▶ About this task
Find every line below with the word "Welcome" in it, and copy each one.

***** Material to process *****

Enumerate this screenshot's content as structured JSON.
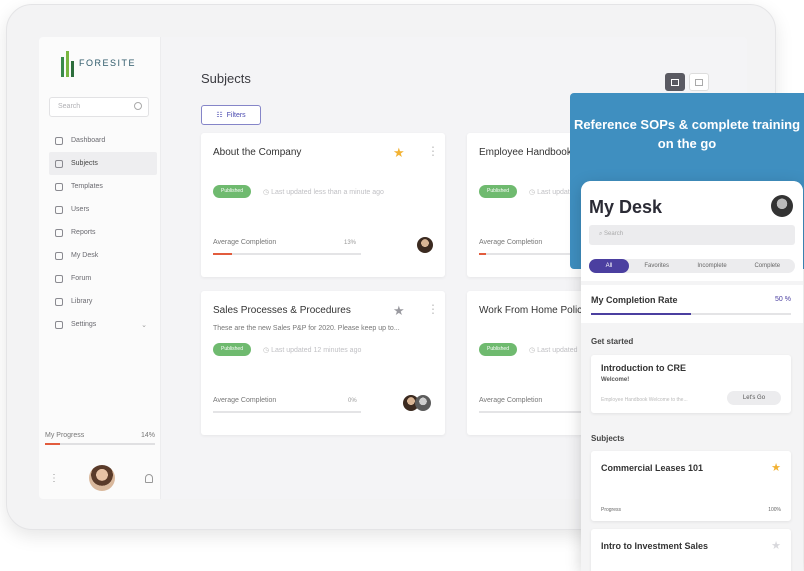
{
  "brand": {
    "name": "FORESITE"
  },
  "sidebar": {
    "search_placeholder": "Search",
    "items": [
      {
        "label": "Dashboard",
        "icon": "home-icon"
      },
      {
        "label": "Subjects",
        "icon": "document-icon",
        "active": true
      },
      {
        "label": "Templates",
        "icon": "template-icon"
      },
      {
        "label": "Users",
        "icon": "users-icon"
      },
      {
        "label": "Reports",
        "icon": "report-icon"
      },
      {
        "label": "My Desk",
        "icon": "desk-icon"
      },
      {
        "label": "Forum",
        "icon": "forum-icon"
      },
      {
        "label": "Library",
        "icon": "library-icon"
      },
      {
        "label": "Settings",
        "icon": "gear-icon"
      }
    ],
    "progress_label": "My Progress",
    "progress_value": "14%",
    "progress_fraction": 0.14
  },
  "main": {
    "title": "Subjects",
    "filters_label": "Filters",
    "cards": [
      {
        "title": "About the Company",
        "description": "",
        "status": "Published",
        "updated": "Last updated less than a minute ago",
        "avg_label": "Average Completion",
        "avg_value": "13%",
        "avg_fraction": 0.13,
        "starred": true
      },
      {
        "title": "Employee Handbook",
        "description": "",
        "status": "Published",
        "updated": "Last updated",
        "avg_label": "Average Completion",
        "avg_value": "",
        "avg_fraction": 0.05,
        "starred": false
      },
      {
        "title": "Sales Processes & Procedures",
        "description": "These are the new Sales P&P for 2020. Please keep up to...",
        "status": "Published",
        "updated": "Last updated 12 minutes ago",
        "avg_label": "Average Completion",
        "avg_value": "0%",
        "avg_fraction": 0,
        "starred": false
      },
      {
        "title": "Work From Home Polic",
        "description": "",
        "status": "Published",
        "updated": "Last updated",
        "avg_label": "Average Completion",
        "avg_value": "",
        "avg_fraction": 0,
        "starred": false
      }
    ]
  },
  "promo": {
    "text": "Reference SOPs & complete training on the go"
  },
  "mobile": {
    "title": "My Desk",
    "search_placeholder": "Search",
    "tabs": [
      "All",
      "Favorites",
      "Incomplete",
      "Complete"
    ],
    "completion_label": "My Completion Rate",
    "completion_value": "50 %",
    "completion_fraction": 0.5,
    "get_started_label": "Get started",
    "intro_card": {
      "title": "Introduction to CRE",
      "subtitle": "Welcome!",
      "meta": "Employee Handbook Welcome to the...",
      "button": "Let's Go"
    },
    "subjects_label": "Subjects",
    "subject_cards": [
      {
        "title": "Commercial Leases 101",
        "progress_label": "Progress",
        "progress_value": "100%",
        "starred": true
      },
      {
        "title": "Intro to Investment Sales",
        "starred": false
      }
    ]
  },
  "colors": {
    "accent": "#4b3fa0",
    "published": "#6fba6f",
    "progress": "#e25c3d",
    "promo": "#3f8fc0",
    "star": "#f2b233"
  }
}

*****

▶ Solution
      "subtitle": "Welcome!",
      "meta": "Employee Handbook Welcome to the...",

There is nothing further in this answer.